Date of Award

Fall 1991

Degree Type

Master's Essay - Restricted

Degree Name

Master of Arts (MA)


Educational Policy and Leadership
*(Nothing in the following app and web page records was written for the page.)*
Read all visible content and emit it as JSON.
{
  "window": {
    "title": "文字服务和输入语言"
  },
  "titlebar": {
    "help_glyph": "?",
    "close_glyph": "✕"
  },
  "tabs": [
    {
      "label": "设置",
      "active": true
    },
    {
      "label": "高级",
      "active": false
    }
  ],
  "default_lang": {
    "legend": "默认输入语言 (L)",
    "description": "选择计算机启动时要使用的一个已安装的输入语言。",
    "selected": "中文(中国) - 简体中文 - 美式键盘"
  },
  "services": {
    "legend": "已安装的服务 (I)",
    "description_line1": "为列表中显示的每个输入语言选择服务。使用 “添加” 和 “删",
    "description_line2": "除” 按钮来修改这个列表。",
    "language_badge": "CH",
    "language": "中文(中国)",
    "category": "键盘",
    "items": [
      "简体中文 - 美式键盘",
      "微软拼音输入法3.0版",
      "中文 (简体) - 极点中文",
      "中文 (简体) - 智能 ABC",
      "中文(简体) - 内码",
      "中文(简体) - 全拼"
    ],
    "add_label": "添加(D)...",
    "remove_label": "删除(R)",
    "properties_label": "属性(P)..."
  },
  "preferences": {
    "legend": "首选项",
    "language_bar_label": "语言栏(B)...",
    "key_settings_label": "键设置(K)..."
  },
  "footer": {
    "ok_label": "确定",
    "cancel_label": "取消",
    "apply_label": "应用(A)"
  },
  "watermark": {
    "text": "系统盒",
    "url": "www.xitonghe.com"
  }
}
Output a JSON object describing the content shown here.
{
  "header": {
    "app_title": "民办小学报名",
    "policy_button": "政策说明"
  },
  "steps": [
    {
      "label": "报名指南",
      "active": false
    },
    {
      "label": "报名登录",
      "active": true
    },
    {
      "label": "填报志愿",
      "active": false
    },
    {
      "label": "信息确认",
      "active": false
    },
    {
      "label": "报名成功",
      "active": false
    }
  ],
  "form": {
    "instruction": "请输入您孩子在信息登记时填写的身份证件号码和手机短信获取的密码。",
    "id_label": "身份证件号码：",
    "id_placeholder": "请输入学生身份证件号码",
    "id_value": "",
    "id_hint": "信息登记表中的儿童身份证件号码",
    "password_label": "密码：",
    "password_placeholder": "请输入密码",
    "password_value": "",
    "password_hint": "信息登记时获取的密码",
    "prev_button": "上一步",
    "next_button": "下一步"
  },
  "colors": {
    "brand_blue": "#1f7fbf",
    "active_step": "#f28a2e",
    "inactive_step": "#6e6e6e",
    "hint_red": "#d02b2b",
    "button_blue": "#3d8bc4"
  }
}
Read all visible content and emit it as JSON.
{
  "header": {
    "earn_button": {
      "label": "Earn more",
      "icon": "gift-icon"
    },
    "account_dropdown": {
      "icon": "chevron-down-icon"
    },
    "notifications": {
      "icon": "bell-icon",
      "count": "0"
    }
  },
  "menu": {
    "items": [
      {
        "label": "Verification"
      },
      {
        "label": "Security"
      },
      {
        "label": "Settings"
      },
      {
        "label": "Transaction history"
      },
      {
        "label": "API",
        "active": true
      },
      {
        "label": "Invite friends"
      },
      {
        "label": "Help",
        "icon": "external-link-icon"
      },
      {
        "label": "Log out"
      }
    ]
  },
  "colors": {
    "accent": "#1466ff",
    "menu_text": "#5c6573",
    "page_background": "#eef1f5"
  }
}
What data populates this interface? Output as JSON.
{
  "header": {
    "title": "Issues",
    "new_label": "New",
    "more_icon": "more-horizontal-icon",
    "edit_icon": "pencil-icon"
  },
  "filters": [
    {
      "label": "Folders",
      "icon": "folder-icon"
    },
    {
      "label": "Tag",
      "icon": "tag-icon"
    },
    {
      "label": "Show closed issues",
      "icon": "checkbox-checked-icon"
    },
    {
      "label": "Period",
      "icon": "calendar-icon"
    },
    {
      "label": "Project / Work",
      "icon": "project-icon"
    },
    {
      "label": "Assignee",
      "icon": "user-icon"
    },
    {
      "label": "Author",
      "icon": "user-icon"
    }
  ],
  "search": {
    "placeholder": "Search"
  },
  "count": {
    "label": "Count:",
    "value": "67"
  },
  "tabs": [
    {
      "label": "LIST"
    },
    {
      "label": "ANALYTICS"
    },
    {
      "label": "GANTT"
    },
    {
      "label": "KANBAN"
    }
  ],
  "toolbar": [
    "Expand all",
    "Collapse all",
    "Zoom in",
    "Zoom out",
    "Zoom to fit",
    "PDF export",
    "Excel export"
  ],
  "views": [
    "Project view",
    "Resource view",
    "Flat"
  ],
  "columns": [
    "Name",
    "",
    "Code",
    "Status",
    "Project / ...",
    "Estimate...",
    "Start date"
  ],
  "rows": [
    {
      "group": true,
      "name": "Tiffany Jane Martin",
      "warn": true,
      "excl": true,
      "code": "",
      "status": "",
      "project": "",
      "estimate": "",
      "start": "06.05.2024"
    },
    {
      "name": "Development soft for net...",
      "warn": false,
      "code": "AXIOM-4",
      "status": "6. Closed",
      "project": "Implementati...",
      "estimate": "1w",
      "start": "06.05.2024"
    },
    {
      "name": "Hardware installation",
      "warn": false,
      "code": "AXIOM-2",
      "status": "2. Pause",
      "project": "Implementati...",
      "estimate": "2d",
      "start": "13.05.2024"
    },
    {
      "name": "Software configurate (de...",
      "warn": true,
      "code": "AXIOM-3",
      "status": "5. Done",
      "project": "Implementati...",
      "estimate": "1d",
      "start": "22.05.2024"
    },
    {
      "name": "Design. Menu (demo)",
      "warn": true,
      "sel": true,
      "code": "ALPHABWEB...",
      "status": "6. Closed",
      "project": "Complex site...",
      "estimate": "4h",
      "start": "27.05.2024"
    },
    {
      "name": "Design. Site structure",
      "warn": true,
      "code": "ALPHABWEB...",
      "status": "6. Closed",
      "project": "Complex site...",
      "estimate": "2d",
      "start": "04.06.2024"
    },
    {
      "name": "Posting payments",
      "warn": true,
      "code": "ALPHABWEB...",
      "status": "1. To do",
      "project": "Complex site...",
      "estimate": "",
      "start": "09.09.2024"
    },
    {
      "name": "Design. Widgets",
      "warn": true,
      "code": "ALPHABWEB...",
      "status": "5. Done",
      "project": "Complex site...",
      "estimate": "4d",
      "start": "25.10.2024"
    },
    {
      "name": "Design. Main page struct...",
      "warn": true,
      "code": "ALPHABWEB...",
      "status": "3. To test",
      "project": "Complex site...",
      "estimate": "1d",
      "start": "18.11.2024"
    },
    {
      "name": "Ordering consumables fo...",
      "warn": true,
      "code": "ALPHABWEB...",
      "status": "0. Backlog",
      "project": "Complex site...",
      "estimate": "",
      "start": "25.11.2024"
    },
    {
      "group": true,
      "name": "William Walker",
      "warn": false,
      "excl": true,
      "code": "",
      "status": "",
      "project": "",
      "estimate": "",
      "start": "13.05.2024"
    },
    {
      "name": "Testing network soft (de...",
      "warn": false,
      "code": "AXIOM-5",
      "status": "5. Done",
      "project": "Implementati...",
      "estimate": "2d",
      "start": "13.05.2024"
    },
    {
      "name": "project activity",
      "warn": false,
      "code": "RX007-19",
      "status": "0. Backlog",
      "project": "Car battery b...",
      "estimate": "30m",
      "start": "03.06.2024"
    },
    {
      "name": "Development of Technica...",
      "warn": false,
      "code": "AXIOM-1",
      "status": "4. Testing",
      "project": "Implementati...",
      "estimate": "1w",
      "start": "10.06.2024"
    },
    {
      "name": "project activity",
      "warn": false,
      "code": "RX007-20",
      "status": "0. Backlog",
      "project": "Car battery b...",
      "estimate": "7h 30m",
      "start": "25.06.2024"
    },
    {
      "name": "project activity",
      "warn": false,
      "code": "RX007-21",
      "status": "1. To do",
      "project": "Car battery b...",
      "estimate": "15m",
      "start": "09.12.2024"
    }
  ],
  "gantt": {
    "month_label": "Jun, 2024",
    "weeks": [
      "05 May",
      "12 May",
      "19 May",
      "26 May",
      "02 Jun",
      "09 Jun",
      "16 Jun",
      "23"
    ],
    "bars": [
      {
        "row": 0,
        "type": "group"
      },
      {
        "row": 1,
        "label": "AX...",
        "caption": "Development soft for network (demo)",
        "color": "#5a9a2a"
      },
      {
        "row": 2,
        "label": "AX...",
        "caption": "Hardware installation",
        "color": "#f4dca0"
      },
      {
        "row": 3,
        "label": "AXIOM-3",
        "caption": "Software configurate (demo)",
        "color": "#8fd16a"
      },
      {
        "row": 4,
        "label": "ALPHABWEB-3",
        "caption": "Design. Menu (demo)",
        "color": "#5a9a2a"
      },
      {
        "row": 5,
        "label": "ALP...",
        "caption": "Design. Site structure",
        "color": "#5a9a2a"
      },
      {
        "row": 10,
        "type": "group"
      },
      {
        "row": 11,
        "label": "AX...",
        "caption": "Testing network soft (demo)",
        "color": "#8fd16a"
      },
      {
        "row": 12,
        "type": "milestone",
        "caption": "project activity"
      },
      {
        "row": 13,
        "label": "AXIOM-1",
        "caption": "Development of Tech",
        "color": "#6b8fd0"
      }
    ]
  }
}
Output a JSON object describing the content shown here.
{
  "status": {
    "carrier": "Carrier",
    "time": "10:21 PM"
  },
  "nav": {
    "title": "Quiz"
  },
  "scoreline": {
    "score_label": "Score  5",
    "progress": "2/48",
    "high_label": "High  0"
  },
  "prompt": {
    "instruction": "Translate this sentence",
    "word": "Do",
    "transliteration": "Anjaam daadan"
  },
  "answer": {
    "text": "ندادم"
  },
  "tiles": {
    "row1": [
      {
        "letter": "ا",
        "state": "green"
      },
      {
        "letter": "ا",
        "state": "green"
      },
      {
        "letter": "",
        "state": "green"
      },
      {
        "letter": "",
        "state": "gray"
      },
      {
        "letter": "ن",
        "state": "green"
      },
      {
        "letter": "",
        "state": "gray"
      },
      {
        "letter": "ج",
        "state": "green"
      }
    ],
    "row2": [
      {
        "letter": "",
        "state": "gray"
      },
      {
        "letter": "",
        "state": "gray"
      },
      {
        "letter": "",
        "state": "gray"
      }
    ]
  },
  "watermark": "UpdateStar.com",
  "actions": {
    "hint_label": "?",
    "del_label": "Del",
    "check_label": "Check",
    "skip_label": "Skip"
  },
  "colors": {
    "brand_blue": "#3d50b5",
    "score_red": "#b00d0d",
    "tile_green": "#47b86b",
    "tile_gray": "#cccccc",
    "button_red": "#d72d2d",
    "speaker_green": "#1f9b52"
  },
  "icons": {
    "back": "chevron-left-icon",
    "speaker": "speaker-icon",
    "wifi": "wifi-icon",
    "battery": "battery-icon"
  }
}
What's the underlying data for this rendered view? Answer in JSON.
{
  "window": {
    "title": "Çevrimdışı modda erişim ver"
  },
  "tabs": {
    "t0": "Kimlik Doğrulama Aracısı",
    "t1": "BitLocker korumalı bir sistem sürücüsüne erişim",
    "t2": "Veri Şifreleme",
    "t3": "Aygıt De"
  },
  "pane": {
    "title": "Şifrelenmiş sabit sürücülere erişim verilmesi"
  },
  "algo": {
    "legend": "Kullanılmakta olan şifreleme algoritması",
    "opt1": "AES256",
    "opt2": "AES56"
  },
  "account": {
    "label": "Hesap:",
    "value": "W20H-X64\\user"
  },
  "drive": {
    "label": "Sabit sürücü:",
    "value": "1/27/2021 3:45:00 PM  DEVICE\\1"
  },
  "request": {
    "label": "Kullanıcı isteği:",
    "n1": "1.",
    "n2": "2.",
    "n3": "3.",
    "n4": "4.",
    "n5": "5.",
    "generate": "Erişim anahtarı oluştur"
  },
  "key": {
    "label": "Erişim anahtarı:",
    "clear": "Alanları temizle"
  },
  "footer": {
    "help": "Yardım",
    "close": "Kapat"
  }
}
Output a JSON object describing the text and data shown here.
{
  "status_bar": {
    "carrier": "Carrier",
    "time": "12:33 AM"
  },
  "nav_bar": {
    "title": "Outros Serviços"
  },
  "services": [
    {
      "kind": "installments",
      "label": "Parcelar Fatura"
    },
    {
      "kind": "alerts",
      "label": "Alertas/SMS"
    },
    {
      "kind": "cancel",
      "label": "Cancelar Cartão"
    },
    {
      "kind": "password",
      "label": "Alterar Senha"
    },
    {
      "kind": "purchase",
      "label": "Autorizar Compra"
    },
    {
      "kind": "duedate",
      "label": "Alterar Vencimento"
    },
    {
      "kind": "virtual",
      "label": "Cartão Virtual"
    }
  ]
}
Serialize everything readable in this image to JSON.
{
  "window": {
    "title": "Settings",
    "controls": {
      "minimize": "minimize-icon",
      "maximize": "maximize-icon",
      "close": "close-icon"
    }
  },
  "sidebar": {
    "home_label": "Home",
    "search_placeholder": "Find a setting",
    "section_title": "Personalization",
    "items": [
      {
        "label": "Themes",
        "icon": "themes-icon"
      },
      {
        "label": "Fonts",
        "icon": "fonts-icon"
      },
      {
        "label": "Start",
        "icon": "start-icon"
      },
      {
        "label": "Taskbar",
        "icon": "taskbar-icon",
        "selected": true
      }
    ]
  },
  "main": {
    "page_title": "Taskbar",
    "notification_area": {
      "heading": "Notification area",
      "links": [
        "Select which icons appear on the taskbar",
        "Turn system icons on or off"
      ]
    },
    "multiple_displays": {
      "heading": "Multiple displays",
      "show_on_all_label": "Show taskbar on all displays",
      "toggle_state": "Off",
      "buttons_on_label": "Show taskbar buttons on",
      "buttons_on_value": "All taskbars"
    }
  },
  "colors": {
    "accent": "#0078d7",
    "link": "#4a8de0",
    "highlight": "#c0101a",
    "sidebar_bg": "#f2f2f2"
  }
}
Throughout history "those who would be educated" came out of the tradition and culture of a particular people at a particular time. Looking back at America's European roots, stories are familiar of the eldest son being sent away to the university, of only "nobel" women being tutored in academics, or of only Jewish males able to study the religious laws. When the colonists came to this country and began to weave a new culture, the traditions died hard but were slowly chiseled at by the prevailing spirit and law of democratization that were suppose to characterize the new land. During the 19th century, higher education slowly opened its doors to women: at first women-only college doors! Even though there were early colleges to train women as teachers dating back as early as 1821, there was not a coeducational college until 1883 when Oberlin admitted women. State universities and land grant colleges admitted females upon opening or shortly thereafter, but women tended to study "women areas" as teaching and home economics (Tittle and Denker, 1980). Male graduate study began at John Hopkins University in 1876 and by 1893 women were allowed to pursue professional and graduate studies there (Nyre & Xhonga, 1975). However, almost 100 years later at the end of the 1960's, only 9% of U.S. scientists were women, 3% lawyers, 1% judges, and 7% physicians. The medical statistics are ironic in that some countries of American roots sported much higher figures: 80% of soviet doctors were women, 50% of Polish physician, and 25% of Filipino, Finnish, Israeli, Thai, British, Swedish and German physicians (Nyre and Xhonga, 1975). For whatever reasons, the new culture being created became academically and professionally male dominated. During the middle of the 20th century, events occurred that triggered rapid changes in the American culture, especially in regard to women. World War II took women out of the homes and into the work place, the civil and equal rights movements of the 60's gave new wings to females, and by the 1970's the increased cost of living necessitated that wives work and the dual-income family was born. our culture continues to unfold with new rules for "those who would be educated." The American adult female blooms in the center of the changes being wrought.